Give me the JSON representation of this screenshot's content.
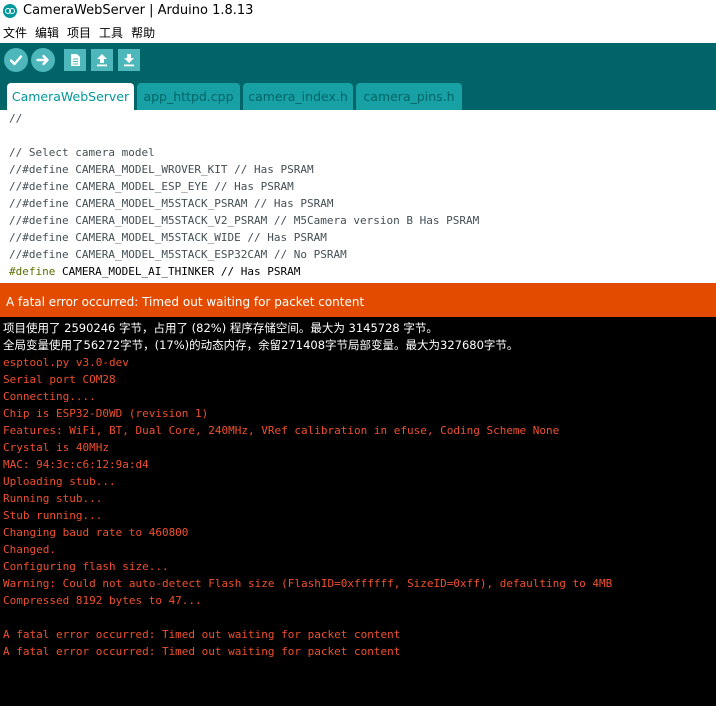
{
  "window": {
    "title": "CameraWebServer | Arduino 1.8.13"
  },
  "menu": [
    "文件",
    "编辑",
    "项目",
    "工具",
    "帮助"
  ],
  "toolbar": {
    "buttons": [
      "verify-icon",
      "upload-icon",
      "new-icon",
      "open-icon",
      "save-icon"
    ]
  },
  "tabs": [
    {
      "label": "CameraWebServer",
      "active": true
    },
    {
      "label": "app_httpd.cpp",
      "active": false
    },
    {
      "label": "camera_index.h",
      "active": false
    },
    {
      "label": "camera_pins.h",
      "active": false
    }
  ],
  "editor": {
    "lines": [
      "//",
      "",
      "// Select camera model",
      "//#define CAMERA_MODEL_WROVER_KIT // Has PSRAM",
      "//#define CAMERA_MODEL_ESP_EYE // Has PSRAM",
      "//#define CAMERA_MODEL_M5STACK_PSRAM // Has PSRAM",
      "//#define CAMERA_MODEL_M5STACK_V2_PSRAM // M5Camera version B Has PSRAM",
      "//#define CAMERA_MODEL_M5STACK_WIDE // Has PSRAM",
      "//#define CAMERA_MODEL_M5STACK_ESP32CAM // No PSRAM"
    ],
    "active_line": {
      "keyword": "#define",
      "rest": " CAMERA_MODEL_AI_THINKER // Has PSRAM"
    }
  },
  "status": {
    "error": "A fatal error occurred: Timed out waiting for packet content"
  },
  "console": {
    "info_lines": [
      "项目使用了 2590246 字节，占用了 (82%) 程序存储空间。最大为 3145728 字节。",
      "全局变量使用了56272字节，(17%)的动态内存，余留271408字节局部变量。最大为327680字节。"
    ],
    "lines": [
      "esptool.py v3.0-dev",
      "Serial port COM28",
      "Connecting....",
      "Chip is ESP32-D0WD (revision 1)",
      "Features: WiFi, BT, Dual Core, 240MHz, VRef calibration in efuse, Coding Scheme None",
      "Crystal is 40MHz",
      "MAC: 94:3c:c6:12:9a:d4",
      "Uploading stub...",
      "Running stub...",
      "Stub running...",
      "Changing baud rate to 460800",
      "Changed.",
      "Configuring flash size...",
      "Warning: Could not auto-detect Flash size (FlashID=0xffffff, SizeID=0xff), defaulting to 4MB",
      "Compressed 8192 bytes to 47...",
      "",
      "A fatal error occurred: Timed out waiting for packet content",
      "A fatal error occurred: Timed out waiting for packet content"
    ]
  },
  "colors": {
    "toolbar": "#006468",
    "tab": "#17a1a5",
    "accent": "#00979c",
    "error": "#e34c00",
    "console_text": "#f0502e"
  }
}
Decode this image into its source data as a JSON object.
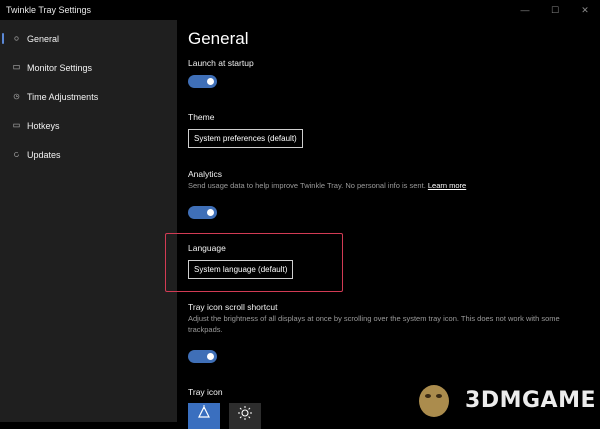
{
  "window": {
    "title": "Twinkle Tray Settings",
    "minimize_glyph": "—",
    "maximize_glyph": "☐",
    "close_glyph": "✕"
  },
  "sidebar": {
    "items": [
      {
        "label": "General",
        "active": true
      },
      {
        "label": "Monitor Settings",
        "active": false
      },
      {
        "label": "Time Adjustments",
        "active": false
      },
      {
        "label": "Hotkeys",
        "active": false
      },
      {
        "label": "Updates",
        "active": false
      }
    ]
  },
  "page": {
    "title": "General"
  },
  "sections": {
    "startup": {
      "label": "Launch at startup",
      "toggle_on": true
    },
    "theme": {
      "label": "Theme",
      "value": "System preferences (default)"
    },
    "analytics": {
      "label": "Analytics",
      "desc": "Send usage data to help improve Twinkle Tray. No personal info is sent.",
      "link": "Learn more",
      "toggle_on": true
    },
    "language": {
      "label": "Language",
      "value": "System language (default)"
    },
    "scroll": {
      "label": "Tray icon scroll shortcut",
      "desc": "Adjust the brightness of all displays at once by scrolling over the system tray icon. This does not work with some trackpads.",
      "toggle_on": true
    },
    "trayicon": {
      "label": "Tray icon",
      "options": [
        {
          "name": "default-tray-icon",
          "selected": true
        },
        {
          "name": "sun-tray-icon",
          "selected": false
        }
      ]
    }
  },
  "colors": {
    "accent": "#3f6fb7",
    "highlight_border": "#d23b54",
    "sidebar_bg": "#1f1f1f"
  },
  "watermark": {
    "text": "3DMGAME"
  }
}
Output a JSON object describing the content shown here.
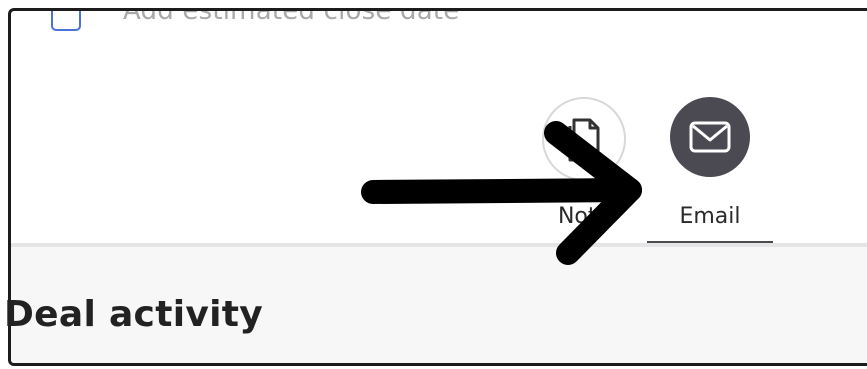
{
  "checklist": {
    "estimated_close_date_label": "Add estimated close date"
  },
  "activity_tabs": {
    "note_label": "Note",
    "email_label": "Email",
    "active": "email"
  },
  "section": {
    "title": "Deal activity"
  },
  "annotation": {
    "type": "arrow",
    "points_to": "email-tab",
    "color": "#000000"
  },
  "colors": {
    "email_active": "#4b4a52",
    "checkbox_border": "#4a72d8"
  }
}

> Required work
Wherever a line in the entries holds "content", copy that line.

> Answer space
Give me the JSON representation of this screenshot's content.
    "error": "A fatal error occurred: Timed out waiting for packet content"
      "A fatal error occurred: Timed out waiting for packet content",
      "A fatal error occurred: Timed out waiting for packet content"
Output a JSON object describing the content shown here.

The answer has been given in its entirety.